This trivialization also happened within the company too, we always fantasized about working on some feature that was not approved and we would always try to convince the CTO by telling him that it would only take a short time to execute. Rarely did he ever fall for the bait, because the best way to convince him was to write code.

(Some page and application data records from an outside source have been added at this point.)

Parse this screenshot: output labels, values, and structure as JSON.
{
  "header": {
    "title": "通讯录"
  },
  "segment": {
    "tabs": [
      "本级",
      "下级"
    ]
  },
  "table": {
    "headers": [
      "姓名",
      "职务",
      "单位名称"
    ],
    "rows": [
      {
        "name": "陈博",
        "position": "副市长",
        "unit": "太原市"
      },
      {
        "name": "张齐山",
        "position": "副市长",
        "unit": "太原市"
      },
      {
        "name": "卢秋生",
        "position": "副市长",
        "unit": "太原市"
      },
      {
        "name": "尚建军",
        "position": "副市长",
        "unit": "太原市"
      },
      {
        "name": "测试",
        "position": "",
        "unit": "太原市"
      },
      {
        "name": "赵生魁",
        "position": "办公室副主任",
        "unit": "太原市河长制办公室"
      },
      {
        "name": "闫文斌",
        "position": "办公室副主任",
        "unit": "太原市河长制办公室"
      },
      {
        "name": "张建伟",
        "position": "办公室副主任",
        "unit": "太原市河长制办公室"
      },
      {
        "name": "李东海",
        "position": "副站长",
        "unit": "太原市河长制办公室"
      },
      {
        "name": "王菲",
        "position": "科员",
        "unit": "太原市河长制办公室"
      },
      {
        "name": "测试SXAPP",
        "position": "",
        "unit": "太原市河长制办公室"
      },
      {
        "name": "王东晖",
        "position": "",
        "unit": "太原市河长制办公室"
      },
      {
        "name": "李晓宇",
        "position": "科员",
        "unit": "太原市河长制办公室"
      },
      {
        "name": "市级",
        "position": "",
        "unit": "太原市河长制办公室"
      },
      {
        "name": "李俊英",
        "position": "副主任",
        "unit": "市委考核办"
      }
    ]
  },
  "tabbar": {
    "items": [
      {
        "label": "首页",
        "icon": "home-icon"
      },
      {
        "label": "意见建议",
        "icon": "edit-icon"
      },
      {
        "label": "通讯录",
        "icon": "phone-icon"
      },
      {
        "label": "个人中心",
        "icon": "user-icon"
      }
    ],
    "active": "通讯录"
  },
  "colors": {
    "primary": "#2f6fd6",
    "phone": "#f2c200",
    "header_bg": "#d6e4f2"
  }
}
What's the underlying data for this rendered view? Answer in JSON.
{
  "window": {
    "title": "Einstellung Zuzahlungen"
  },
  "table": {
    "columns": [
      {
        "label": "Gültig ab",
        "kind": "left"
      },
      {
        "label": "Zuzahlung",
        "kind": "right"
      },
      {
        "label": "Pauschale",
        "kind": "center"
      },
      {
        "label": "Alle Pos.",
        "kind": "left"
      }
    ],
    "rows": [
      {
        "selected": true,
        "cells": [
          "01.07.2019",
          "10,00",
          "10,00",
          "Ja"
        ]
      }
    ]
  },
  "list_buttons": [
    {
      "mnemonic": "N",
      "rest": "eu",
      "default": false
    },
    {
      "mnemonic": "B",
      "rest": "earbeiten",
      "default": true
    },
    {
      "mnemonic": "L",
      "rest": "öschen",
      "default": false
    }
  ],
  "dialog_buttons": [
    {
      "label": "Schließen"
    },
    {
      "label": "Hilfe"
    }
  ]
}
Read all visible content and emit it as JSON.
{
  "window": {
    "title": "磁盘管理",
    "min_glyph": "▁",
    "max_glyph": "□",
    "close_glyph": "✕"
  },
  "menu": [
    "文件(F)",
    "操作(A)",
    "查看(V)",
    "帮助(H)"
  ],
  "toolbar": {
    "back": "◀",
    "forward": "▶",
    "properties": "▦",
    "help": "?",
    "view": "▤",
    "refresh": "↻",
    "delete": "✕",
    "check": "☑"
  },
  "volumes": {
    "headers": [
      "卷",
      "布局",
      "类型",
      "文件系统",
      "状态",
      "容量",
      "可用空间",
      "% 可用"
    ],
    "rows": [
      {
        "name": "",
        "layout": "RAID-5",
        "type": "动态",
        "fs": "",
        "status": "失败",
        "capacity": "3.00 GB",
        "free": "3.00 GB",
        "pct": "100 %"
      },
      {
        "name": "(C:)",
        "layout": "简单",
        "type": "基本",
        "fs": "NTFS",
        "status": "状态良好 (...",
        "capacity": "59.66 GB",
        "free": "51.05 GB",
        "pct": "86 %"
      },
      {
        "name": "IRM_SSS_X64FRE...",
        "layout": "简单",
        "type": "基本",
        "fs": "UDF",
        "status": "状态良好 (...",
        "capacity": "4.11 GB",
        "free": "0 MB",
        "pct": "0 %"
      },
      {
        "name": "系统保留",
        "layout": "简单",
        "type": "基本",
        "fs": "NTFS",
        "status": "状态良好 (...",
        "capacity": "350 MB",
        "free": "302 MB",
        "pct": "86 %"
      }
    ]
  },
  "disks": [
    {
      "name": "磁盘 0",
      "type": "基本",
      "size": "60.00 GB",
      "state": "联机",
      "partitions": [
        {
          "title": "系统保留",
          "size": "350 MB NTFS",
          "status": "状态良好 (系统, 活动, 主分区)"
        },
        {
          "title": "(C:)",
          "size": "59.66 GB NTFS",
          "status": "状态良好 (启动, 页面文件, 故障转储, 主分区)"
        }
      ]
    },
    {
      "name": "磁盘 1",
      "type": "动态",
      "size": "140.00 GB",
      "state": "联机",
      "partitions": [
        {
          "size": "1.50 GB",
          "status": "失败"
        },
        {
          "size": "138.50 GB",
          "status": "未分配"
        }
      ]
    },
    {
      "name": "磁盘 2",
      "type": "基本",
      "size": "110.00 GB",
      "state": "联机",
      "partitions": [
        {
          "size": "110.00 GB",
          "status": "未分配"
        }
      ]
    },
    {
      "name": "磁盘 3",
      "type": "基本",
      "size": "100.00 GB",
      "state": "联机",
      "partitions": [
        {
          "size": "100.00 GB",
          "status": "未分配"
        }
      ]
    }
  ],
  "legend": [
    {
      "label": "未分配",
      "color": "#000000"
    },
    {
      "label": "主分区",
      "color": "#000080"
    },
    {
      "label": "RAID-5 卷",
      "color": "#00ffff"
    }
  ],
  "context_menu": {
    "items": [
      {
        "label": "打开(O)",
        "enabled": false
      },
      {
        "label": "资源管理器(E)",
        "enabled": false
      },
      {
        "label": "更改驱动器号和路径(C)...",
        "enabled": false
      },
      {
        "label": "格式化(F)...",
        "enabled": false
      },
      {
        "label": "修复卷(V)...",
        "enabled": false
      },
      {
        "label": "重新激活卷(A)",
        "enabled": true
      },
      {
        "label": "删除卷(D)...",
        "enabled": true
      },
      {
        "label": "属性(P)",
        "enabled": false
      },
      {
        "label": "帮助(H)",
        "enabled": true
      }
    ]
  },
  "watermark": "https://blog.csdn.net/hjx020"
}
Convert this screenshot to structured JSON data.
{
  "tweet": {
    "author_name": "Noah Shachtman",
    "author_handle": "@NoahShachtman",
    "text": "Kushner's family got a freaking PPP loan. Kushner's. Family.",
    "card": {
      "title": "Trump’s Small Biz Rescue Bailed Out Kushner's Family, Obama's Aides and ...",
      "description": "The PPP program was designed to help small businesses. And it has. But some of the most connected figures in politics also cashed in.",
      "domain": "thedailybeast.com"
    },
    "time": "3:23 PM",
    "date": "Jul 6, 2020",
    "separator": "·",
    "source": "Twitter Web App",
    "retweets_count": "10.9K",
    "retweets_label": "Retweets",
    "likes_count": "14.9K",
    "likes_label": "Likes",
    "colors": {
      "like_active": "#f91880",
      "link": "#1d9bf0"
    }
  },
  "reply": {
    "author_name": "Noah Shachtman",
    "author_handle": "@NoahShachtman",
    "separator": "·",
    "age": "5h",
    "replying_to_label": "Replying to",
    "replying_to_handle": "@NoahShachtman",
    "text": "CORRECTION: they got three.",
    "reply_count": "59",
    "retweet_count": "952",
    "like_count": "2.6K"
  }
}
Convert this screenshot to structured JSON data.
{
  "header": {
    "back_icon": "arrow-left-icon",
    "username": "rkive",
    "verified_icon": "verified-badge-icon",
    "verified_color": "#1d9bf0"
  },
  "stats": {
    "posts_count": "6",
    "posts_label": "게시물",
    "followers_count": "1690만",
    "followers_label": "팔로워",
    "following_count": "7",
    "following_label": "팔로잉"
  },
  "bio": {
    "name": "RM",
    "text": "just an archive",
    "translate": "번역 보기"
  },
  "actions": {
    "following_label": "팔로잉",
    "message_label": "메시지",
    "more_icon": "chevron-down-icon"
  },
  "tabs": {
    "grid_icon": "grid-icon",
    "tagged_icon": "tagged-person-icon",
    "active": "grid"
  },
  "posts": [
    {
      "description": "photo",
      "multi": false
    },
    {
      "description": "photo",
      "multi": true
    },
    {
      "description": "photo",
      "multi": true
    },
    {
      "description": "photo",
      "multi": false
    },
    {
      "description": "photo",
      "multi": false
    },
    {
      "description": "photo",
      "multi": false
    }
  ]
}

At Qualvu we used to use this atrocious framework called Qcodo. Everyone hated it and developers day-dreamed about using something else. At the time (2011) I was experimenting with CakePHP to build a music site (Jekajo.com), cakePHP was supposed to be a Ruby on Rails like framework for PHP. It was supposed to be super simple to use... hence the name "Cake". I loved it and was able to convince a co-worker to try it out. He loved it too and quickly we both were fantasizing about how we could convince our company to switch. After an afternoon of experimenting, Mark was able to make a small prototype of our company site that allowed us to query the database. We ran a few tests and CakePHP was significantly faster than Qcodo. We showed this to the CTO, we saw a lightbulb go off in his head... He asked some questions, we ran a few more tests and he was convinced. He started talking to us about a transition plan. Mark and I looked at each other, we were scared. Working in Qcodo was something we had moaned about for a while now and it landed on deaf ears. It was scary how a few lines of code was more powerful than the eloquent speeches, arguments and mumbling we had previously done. We knew we would be in charge of the migration if this was to happen and it scared us... so we chickened out. We quickly convinced the CTO that this was a bad time to do this because we were in the middle of a rebranding phase, we were releasing some big features, blah blah blah and we closed the door on that chapter quicker than we opened it.
A year later we got a new employee Andy who did basically what we did, he didn't even bother giving speeches on why we should change frameworks. We all kinda came to work one day and he had a prototype of our site working in Ruby on Rails. Unlike me he was brave in this situation, he owned the responsibility and basically made the company change from the atrocious Qcodo into something more modern.
I had a major takeaway from this experience. Its easy to talk, its easy to spew out theories, but it is equally as easy to counter them, which leads to no progress. If you have an idea that you need people to buy into, it is more effective to show them than to tell them. Creating a working prototype is more powerful than giving speeches, writing papers and winning arguments, because when you put your code where your mouth is, it upgrades your theories into facts.
Subscribe to The Art of Coding
Get the latest posts delivered right to your inbox